Andrew Thompson was born in Yetholm in 1773, the son of a weaver. He spent the first sixteen years of his life in our village, but in 1791 was transported to Australia for stealing some cloth. He was pardoned in 1798 and became a leading emancipist, a highly respected land owner and prosperous businessman, operating a store in the new village Green Hills (now Windsor) from 1799. In 1810 Governor Macquarie appointed Thompson magistrate for the Hawkesbury district, the first freed convict to hold this office. Many people emigrated from Yetholm in the nineteenth century, but it is Andrew Thompson, a transported convict, who became one of the most successful emigrants and who features in the Australian Dictionary of National Biography as a prominent figure in Australia's early colonial history.
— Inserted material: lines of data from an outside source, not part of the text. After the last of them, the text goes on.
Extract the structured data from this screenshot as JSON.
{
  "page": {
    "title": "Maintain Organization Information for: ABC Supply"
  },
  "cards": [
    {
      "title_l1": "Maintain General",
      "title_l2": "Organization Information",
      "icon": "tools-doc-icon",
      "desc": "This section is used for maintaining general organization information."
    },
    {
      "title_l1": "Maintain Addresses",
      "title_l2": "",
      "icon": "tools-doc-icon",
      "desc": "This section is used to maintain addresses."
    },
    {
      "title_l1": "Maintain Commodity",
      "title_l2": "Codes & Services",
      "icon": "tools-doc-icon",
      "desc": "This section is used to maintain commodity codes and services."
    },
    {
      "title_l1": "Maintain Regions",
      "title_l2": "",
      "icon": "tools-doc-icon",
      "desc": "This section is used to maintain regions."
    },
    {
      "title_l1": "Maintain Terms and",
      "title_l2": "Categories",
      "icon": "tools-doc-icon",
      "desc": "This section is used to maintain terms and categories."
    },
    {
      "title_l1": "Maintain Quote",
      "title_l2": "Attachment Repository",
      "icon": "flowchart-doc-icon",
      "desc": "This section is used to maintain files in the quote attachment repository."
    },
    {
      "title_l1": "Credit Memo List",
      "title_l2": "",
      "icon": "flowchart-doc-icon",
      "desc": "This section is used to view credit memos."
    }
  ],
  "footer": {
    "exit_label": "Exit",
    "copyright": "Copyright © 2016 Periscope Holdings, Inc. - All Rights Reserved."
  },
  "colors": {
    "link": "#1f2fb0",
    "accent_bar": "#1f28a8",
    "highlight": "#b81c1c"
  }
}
This is not the place to go into details about Thompson’s life – hopefully he will feature prominently in a future YHS exhibition on Yetholm’s diaspora. The reason for this post is that Thompson Square in Green Hills, named after Andrew and where he both lived and operated his store (the dot in the picture from 1803 shows Thompson’s house/store), is under threat of demolition in order to construct a new bridge and three-lane highway. YHS has been approached by the group which is campaigning against this. They would be grateful if members would sign their online petition, which can be found HERE. If you want to know more about their campaign and about Thompson himself then please visit their website – HERE. Please take some time to protest against this wanton act of destruction of one of the oldest public squares in Australia and which is notable for the large number of Colonial Georgian buildings which surround it.